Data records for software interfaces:

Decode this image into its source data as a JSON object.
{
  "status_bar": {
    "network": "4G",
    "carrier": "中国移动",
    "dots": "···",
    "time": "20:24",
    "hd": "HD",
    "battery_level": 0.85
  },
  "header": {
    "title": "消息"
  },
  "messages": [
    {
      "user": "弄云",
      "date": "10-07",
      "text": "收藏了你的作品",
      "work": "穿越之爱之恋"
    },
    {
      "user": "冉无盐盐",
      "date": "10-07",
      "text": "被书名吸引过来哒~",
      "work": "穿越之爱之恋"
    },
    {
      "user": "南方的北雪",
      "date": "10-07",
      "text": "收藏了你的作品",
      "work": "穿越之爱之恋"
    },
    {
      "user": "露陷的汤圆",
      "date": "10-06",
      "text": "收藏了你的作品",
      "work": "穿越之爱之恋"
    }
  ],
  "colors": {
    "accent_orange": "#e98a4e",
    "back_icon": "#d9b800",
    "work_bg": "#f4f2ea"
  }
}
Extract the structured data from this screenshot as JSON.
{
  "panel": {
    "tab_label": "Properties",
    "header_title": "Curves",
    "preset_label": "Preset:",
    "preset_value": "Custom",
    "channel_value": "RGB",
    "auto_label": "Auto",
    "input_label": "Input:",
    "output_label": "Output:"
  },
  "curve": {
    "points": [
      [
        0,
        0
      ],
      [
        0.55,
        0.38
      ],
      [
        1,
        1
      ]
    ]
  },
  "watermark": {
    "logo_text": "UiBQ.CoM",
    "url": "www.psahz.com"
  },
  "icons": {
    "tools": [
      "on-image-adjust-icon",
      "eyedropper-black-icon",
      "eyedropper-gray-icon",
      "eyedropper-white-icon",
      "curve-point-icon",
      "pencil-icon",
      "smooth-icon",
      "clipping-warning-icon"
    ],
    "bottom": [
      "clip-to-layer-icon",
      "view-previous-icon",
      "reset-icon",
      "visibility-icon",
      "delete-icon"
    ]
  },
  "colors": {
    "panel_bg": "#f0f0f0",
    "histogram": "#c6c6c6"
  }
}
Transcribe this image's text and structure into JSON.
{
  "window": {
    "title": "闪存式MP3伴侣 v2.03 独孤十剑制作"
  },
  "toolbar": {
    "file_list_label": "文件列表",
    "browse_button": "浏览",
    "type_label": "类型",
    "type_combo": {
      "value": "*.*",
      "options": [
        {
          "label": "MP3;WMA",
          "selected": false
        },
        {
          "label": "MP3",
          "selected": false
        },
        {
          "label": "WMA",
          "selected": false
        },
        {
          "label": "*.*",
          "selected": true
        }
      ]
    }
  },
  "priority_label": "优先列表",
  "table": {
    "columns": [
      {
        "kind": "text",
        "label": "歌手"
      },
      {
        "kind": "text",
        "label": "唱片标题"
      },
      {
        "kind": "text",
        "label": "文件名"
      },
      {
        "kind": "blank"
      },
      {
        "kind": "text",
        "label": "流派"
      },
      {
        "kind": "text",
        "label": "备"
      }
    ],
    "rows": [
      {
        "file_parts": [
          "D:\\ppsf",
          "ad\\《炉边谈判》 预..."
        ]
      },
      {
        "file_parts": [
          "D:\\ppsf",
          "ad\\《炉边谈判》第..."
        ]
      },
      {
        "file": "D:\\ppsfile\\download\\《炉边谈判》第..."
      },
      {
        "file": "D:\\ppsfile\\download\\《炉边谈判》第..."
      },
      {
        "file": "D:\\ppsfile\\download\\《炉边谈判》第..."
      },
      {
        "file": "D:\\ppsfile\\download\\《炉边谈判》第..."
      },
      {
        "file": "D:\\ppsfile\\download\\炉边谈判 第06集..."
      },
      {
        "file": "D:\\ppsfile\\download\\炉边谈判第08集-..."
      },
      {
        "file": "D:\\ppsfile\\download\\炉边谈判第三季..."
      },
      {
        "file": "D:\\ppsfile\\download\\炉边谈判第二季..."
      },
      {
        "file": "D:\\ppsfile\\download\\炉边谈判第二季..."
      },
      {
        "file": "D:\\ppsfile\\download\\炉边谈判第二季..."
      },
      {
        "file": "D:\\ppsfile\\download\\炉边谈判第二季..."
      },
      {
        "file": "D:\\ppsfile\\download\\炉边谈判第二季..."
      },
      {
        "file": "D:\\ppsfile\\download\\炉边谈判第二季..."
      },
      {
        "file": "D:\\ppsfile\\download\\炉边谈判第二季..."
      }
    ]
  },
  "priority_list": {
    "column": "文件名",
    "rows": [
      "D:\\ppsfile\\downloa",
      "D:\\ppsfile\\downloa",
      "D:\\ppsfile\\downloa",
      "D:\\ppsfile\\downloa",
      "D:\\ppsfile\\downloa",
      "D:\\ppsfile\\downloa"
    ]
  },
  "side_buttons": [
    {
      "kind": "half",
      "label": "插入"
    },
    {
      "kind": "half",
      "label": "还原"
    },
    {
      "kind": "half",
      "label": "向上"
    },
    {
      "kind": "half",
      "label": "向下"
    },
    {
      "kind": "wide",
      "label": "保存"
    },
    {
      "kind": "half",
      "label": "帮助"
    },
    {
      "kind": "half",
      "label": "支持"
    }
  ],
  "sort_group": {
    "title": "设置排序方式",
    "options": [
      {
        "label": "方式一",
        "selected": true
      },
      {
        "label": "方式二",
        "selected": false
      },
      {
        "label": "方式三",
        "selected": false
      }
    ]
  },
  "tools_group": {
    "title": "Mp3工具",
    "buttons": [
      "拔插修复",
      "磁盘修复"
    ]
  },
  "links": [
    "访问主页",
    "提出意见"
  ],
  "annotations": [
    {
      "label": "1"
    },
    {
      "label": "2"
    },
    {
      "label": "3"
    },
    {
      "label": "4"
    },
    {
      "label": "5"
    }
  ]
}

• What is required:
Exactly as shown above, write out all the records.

• Response:
Decode this image into its source data as a JSON object.
{
  "status_bar": {
    "network": "4G",
    "carrier": "中国移动",
    "dots": "···",
    "time": "20:24",
    "hd": "HD",
    "battery_level": 0.85
  },
  "header": {
    "title": "消息"
  },
  "messages": [
    {
      "user": "弄云",
      "date": "10-07",
      "text": "收藏了你的作品",
      "work": "穿越之爱之恋"
    },
    {
      "user": "冉无盐盐",
      "date": "10-07",
      "text": "被书名吸引过来哒~",
      "work": "穿越之爱之恋"
    },
    {
      "user": "南方的北雪",
      "date": "10-07",
      "text": "收藏了你的作品",
      "work": "穿越之爱之恋"
    },
    {
      "user": "露陷的汤圆",
      "date": "10-06",
      "text": "收藏了你的作品",
      "work": "穿越之爱之恋"
    }
  ],
  "colors": {
    "accent_orange": "#e98a4e",
    "back_icon": "#d9b800",
    "work_bg": "#f4f2ea"
  }
}
Extract the structured data from this screenshot as JSON.
{
  "panel": {
    "tab_label": "Properties",
    "header_title": "Curves",
    "preset_label": "Preset:",
    "preset_value": "Custom",
    "channel_value": "RGB",
    "auto_label": "Auto",
    "input_label": "Input:",
    "output_label": "Output:"
  },
  "curve": {
    "points": [
      [
        0,
        0
      ],
      [
        0.55,
        0.38
      ],
      [
        1,
        1
      ]
    ]
  },
  "watermark": {
    "logo_text": "UiBQ.CoM",
    "url": "www.psahz.com"
  },
  "icons": {
    "tools": [
      "on-image-adjust-icon",
      "eyedropper-black-icon",
      "eyedropper-gray-icon",
      "eyedropper-white-icon",
      "curve-point-icon",
      "pencil-icon",
      "smooth-icon",
      "clipping-warning-icon"
    ],
    "bottom": [
      "clip-to-layer-icon",
      "view-previous-icon",
      "reset-icon",
      "visibility-icon",
      "delete-icon"
    ]
  },
  "colors": {
    "panel_bg": "#f0f0f0",
    "histogram": "#c6c6c6"
  }
}
Transcribe this image's text and structure into JSON.
{
  "window": {
    "title": "闪存式MP3伴侣 v2.03 独孤十剑制作"
  },
  "toolbar": {
    "file_list_label": "文件列表",
    "browse_button": "浏览",
    "type_label": "类型",
    "type_combo": {
      "value": "*.*",
      "options": [
        {
          "label": "MP3;WMA",
          "selected": false
        },
        {
          "label": "MP3",
          "selected": false
        },
        {
          "label": "WMA",
          "selected": false
        },
        {
          "label": "*.*",
          "selected": true
        }
      ]
    }
  },
  "priority_label": "优先列表",
  "table": {
    "columns": [
      {
        "kind": "text",
        "label": "歌手"
      },
      {
        "kind": "text",
        "label": "唱片标题"
      },
      {
        "kind": "text",
        "label": "文件名"
      },
      {
        "kind": "blank"
      },
      {
        "kind": "text",
        "label": "流派"
      },
      {
        "kind": "text",
        "label": "备"
      }
    ],
    "rows": [
      {
        "file_parts": [
          "D:\\ppsf",
          "ad\\《炉边谈判》 预..."
        ]
      },
      {
        "file_parts": [
          "D:\\ppsf",
          "ad\\《炉边谈判》第..."
        ]
      },
      {
        "file": "D:\\ppsfile\\download\\《炉边谈判》第..."
      },
      {
        "file": "D:\\ppsfile\\download\\《炉边谈判》第..."
      },
      {
        "file": "D:\\ppsfile\\download\\《炉边谈判》第..."
      },
      {
        "file": "D:\\ppsfile\\download\\《炉边谈判》第..."
      },
      {
        "file": "D:\\ppsfile\\download\\炉边谈判 第06集..."
      },
      {
        "file": "D:\\ppsfile\\download\\炉边谈判第08集-..."
      },
      {
        "file": "D:\\ppsfile\\download\\炉边谈判第三季..."
      },
      {
        "file": "D:\\ppsfile\\download\\炉边谈判第二季..."
      },
      {
        "file": "D:\\ppsfile\\download\\炉边谈判第二季..."
      },
      {
        "file": "D:\\ppsfile\\download\\炉边谈判第二季..."
      },
      {
        "file": "D:\\ppsfile\\download\\炉边谈判第二季..."
      },
      {
        "file": "D:\\ppsfile\\download\\炉边谈判第二季..."
      },
      {
        "file": "D:\\ppsfile\\download\\炉边谈判第二季..."
      },
      {
        "file": "D:\\ppsfile\\download\\炉边谈判第二季..."
      }
    ]
  },
  "priority_list": {
    "column": "文件名",
    "rows": [
      "D:\\ppsfile\\downloa",
      "D:\\ppsfile\\downloa",
      "D:\\ppsfile\\downloa",
      "D:\\ppsfile\\downloa",
      "D:\\ppsfile\\downloa",
      "D:\\ppsfile\\downloa"
    ]
  },
  "side_buttons": [
    {
      "kind": "half",
      "label": "插入"
    },
    {
      "kind": "half",
      "label": "还原"
    },
    {
      "kind": "half",
      "label": "向上"
    },
    {
      "kind": "half",
      "label": "向下"
    },
    {
      "kind": "wide",
      "label": "保存"
    },
    {
      "kind": "half",
      "label": "帮助"
    },
    {
      "kind": "half",
      "label": "支持"
    }
  ],
  "sort_group": {
    "title": "设置排序方式",
    "options": [
      {
        "label": "方式一",
        "selected": true
      },
      {
        "label": "方式二",
        "selected": false
      },
      {
        "label": "方式三",
        "selected": false
      }
    ]
  },
  "tools_group": {
    "title": "Mp3工具",
    "buttons": [
      "拔插修复",
      "磁盘修复"
    ]
  },
  "links": [
    "访问主页",
    "提出意见"
  ],
  "annotations": [
    {
      "label": "1"
    },
    {
      "label": "2"
    },
    {
      "label": "3"
    },
    {
      "label": "4"
    },
    {
      "label": "5"
    }
  ]
}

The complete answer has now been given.